EXTRACTED DATA: Begin

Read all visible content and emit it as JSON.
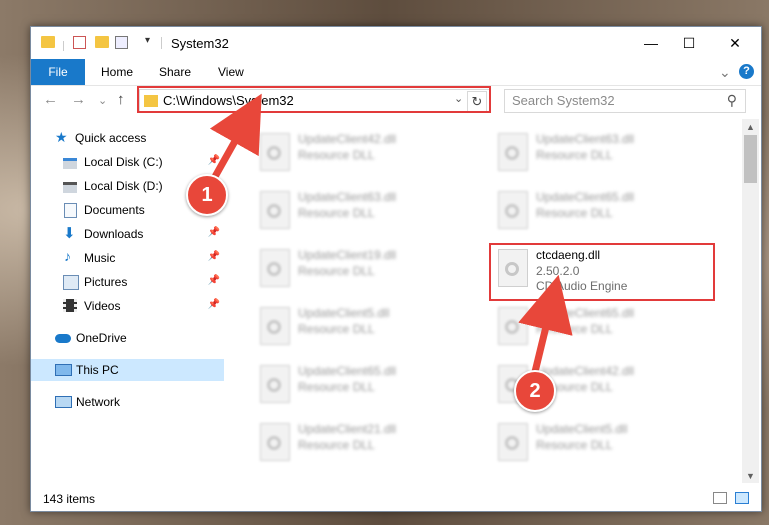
{
  "window": {
    "title": "System32"
  },
  "titlebar": {
    "minimize_glyph": "—",
    "maximize_glyph": "☐",
    "close_glyph": "✕"
  },
  "ribbon": {
    "tabs": [
      {
        "label": "File"
      },
      {
        "label": "Home"
      },
      {
        "label": "Share"
      },
      {
        "label": "View"
      }
    ],
    "expand_glyph": "⌄",
    "help_glyph": "?"
  },
  "nav": {
    "back_glyph": "←",
    "forward_glyph": "→",
    "recent_glyph": "⌄",
    "up_glyph": "↑",
    "address": "C:\\Windows\\System32",
    "address_dropdown_glyph": "⌄",
    "refresh_glyph": "↻",
    "search_placeholder": "Search System32",
    "search_glyph": "⚲"
  },
  "sidebar": {
    "items": [
      {
        "label": "Quick access"
      },
      {
        "label": "Local Disk (C:)"
      },
      {
        "label": "Local Disk (D:)"
      },
      {
        "label": "Documents"
      },
      {
        "label": "Downloads"
      },
      {
        "label": "Music"
      },
      {
        "label": "Pictures"
      },
      {
        "label": "Videos"
      },
      {
        "label": "OneDrive"
      },
      {
        "label": "This PC"
      },
      {
        "label": "Network"
      }
    ],
    "pin_glyph": "📌"
  },
  "files": {
    "left": [
      {
        "name": "UpdateClient42.dll",
        "type": "Resource DLL"
      },
      {
        "name": "UpdateClient63.dll",
        "type": "Resource DLL"
      },
      {
        "name": "UpdateClient19.dll",
        "type": "Resource DLL"
      },
      {
        "name": "UpdateClient5.dll",
        "type": "Resource DLL"
      },
      {
        "name": "UpdateClient65.dll",
        "type": "Resource DLL"
      },
      {
        "name": "UpdateClient21.dll",
        "type": "Resource DLL"
      }
    ],
    "right": [
      {
        "name": "UpdateClient63.dll",
        "type": "Resource DLL"
      },
      {
        "name": "UpdateClient65.dll",
        "type": "Resource DLL"
      },
      {
        "name": "ctcdaeng.dll",
        "version": "2.50.2.0",
        "description": "CD Audio Engine"
      },
      {
        "name": "UpdateClient65.dll",
        "type": "Resource DLL"
      },
      {
        "name": "UpdateClient42.dll",
        "type": "Resource DLL"
      },
      {
        "name": "UpdateClient5.dll",
        "type": "Resource DLL"
      }
    ]
  },
  "status": {
    "item_count": "143 items"
  },
  "markers": {
    "one": "1",
    "two": "2"
  },
  "colors": {
    "accent": "#1979ca",
    "highlight": "#e23a3a",
    "selection": "#cce8ff"
  }
}
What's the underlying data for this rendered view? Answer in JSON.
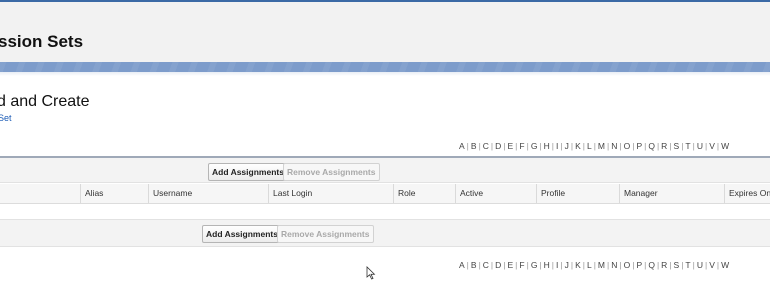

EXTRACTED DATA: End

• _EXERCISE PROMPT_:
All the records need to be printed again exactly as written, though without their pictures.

• _OUTPUT FOR THIS TASK_:
Read all visible content and emit it as JSON.
{
  "window": {
    "title": "System32"
  },
  "titlebar": {
    "minimize_glyph": "—",
    "maximize_glyph": "☐",
    "close_glyph": "✕"
  },
  "ribbon": {
    "tabs": [
      {
        "label": "File"
      },
      {
        "label": "Home"
      },
      {
        "label": "Share"
      },
      {
        "label": "View"
      }
    ],
    "expand_glyph": "⌄",
    "help_glyph": "?"
  },
  "nav": {
    "back_glyph": "←",
    "forward_glyph": "→",
    "recent_glyph": "⌄",
    "up_glyph": "↑",
    "address": "C:\\Windows\\System32",
    "address_dropdown_glyph": "⌄",
    "refresh_glyph": "↻",
    "search_placeholder": "Search System32",
    "search_glyph": "⚲"
  },
  "sidebar": {
    "items": [
      {
        "label": "Quick access"
      },
      {
        "label": "Local Disk (C:)"
      },
      {
        "label": "Local Disk (D:)"
      },
      {
        "label": "Documents"
      },
      {
        "label": "Downloads"
      },
      {
        "label": "Music"
      },
      {
        "label": "Pictures"
      },
      {
        "label": "Videos"
      },
      {
        "label": "OneDrive"
      },
      {
        "label": "This PC"
      },
      {
        "label": "Network"
      }
    ],
    "pin_glyph": "📌"
  },
  "files": {
    "left": [
      {
        "name": "UpdateClient42.dll",
        "type": "Resource DLL"
      },
      {
        "name": "UpdateClient63.dll",
        "type": "Resource DLL"
      },
      {
        "name": "UpdateClient19.dll",
        "type": "Resource DLL"
      },
      {
        "name": "UpdateClient5.dll",
        "type": "Resource DLL"
      },
      {
        "name": "UpdateClient65.dll",
        "type": "Resource DLL"
      },
      {
        "name": "UpdateClient21.dll",
        "type": "Resource DLL"
      }
    ],
    "right": [
      {
        "name": "UpdateClient63.dll",
        "type": "Resource DLL"
      },
      {
        "name": "UpdateClient65.dll",
        "type": "Resource DLL"
      },
      {
        "name": "ctcdaeng.dll",
        "version": "2.50.2.0",
        "description": "CD Audio Engine"
      },
      {
        "name": "UpdateClient65.dll",
        "type": "Resource DLL"
      },
      {
        "name": "UpdateClient42.dll",
        "type": "Resource DLL"
      },
      {
        "name": "UpdateClient5.dll",
        "type": "Resource DLL"
      }
    ]
  },
  "status": {
    "item_count": "143 items"
  },
  "markers": {
    "one": "1",
    "two": "2"
  },
  "colors": {
    "accent": "#1979ca",
    "highlight": "#e23a3a",
    "selection": "#cce8ff"
  }
}
What's the underlying data for this rendered view? Answer in JSON.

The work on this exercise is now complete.